In In the matter of His Royal Highness the Duke of Windsor (deceased), Sir James Munby said it would be 'absurd' to deny the Royal Archives copies of the will and codicil of someone 'who was born a royal prince, died a royal duke and was in his time His Majesty the King'.
The judgment notes that 'His Royal Highness Prince Edward Albert Christian George Andrew Patrick David Duke of Windsor died on 28 May 1972' and that at the time he was domiciled in France.
His will was sealed in accordance with a century-old practice in relation to royal wills. The policy was reviewed by a working group set up by Sir Mark Potter, then family division president, in 2010.
Last month Oliver Urquhart Irvine, librarian and assistant keeper of the Queen's Archives, wrote to the District Probate Registry in Leeds, formally requesting a copy of the duke's will and codicil for research purposes. The letter was passed on to Munby.

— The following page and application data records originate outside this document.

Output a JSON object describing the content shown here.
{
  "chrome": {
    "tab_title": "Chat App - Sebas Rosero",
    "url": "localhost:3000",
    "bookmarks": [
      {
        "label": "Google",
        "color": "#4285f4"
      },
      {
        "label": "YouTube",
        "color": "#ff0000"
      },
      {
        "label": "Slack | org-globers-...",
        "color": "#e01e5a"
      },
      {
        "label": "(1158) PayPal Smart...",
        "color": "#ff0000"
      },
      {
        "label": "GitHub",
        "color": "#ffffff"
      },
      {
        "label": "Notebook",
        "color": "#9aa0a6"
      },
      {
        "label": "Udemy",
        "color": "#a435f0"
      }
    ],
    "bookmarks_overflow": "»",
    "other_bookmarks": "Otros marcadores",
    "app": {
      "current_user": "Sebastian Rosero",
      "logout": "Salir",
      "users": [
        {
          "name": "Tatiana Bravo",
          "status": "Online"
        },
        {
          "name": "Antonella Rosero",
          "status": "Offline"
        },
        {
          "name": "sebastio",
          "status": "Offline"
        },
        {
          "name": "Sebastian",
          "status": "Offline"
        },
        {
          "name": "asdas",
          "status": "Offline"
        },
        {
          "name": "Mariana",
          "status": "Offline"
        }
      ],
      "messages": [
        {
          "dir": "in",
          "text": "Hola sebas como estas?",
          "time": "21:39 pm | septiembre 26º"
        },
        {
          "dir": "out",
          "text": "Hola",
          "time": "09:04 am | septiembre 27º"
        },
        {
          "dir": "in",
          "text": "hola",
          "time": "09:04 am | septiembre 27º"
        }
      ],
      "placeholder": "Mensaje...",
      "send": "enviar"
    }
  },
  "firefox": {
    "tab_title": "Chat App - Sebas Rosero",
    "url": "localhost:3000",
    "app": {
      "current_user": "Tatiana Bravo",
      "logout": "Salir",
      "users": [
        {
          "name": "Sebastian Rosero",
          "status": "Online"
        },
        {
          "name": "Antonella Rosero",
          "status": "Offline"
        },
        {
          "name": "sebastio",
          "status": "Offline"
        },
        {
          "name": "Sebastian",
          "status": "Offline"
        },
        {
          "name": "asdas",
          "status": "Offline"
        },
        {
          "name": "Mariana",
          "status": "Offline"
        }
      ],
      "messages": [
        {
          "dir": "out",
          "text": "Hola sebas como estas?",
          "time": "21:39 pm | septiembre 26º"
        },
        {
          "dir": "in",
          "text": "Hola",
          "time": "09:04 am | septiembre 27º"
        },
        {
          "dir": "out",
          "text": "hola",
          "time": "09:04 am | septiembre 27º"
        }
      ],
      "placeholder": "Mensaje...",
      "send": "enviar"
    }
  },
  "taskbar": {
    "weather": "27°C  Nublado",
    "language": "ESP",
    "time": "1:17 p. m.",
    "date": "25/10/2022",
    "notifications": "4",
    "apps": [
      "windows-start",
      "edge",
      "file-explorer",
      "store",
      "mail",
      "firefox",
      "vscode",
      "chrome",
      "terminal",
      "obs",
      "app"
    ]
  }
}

The Royal Archives holds many originals and copies of probate records for past royal family members and the duke's will represents a gap 'in our holdings and therefore in our knowledge', Irvine said.
Copyright in the duke's papers, which are of enduring fascination to historians, does not expire until 2042. Many other organisations hold his papers and are likely to approach the Royal Archives for advice' Irvine said. 'Similarly, we have previously been approached by researchers seeking permission to publish letters by the Duke of Windsor but have been unable to advise whether copyright is held by Her Majesty The Queen.'
Each of Irvine's 'compelling' reasons justified disclosure, said Munby, ruling that one copy of the will be delivered to Irvine and the document then resealed. Munby stressed that he had not opened the envelope, read the will or codicil or had 'any idea as to their contents'.